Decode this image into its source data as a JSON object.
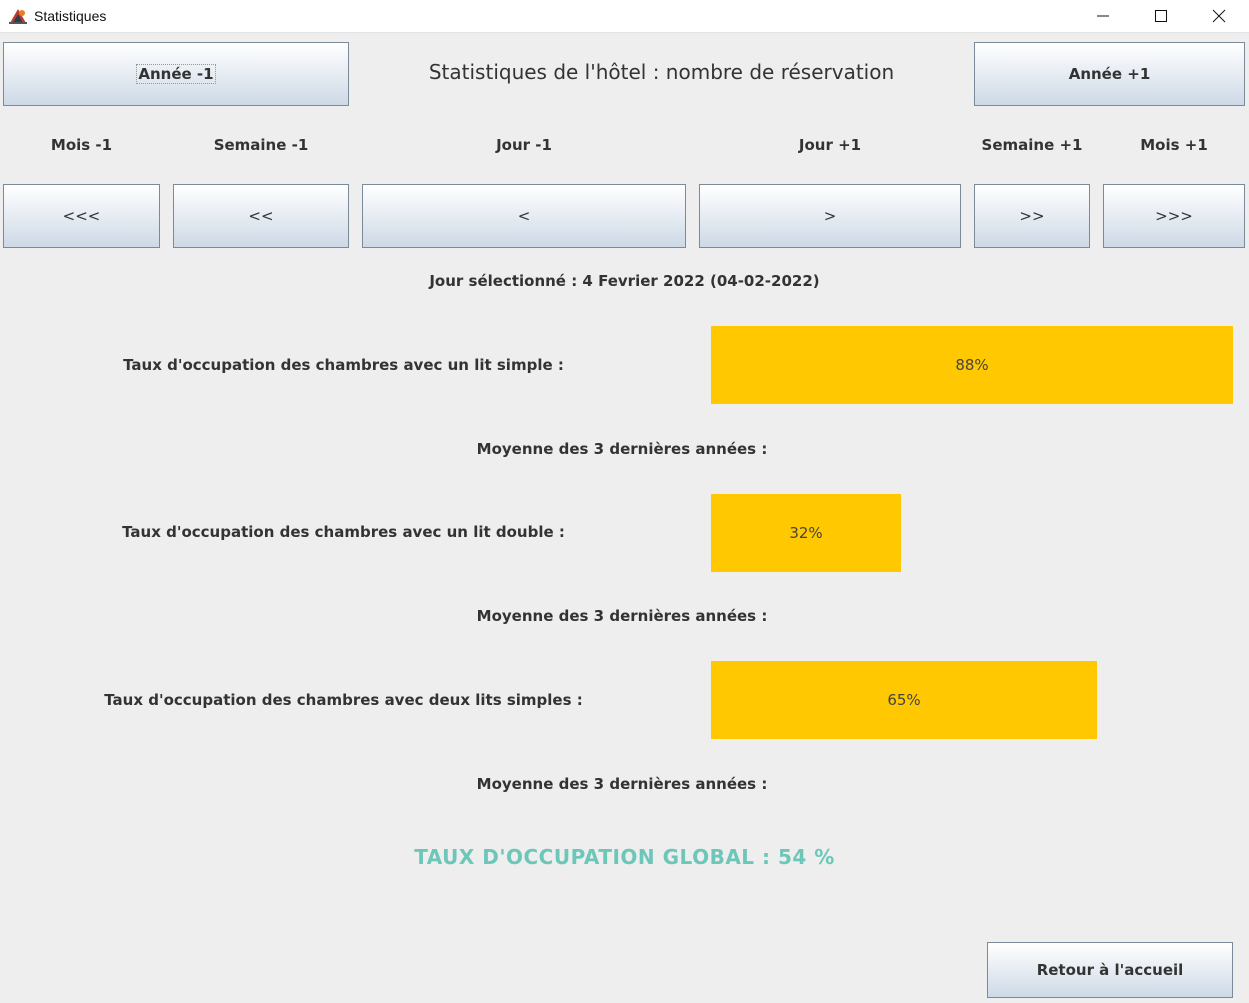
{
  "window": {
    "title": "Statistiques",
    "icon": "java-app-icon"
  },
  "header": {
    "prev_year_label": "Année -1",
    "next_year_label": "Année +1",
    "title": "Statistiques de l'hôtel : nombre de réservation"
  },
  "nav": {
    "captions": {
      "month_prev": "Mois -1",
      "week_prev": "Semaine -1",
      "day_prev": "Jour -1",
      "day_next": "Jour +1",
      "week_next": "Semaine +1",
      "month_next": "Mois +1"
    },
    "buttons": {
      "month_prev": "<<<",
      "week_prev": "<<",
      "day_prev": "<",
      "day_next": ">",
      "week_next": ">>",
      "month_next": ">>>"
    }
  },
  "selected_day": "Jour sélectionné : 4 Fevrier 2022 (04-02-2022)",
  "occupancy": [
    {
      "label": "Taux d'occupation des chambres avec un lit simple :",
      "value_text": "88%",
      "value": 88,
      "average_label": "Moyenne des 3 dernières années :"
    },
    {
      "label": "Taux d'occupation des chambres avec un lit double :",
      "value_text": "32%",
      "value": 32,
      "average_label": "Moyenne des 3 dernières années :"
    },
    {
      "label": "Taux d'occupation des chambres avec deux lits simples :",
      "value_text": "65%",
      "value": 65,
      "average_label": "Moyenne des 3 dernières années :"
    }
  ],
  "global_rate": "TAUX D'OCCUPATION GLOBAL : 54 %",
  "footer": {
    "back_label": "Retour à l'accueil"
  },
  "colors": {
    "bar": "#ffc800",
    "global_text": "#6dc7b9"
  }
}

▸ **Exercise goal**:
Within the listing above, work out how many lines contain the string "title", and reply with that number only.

▸ **Solution for this exercise**:
2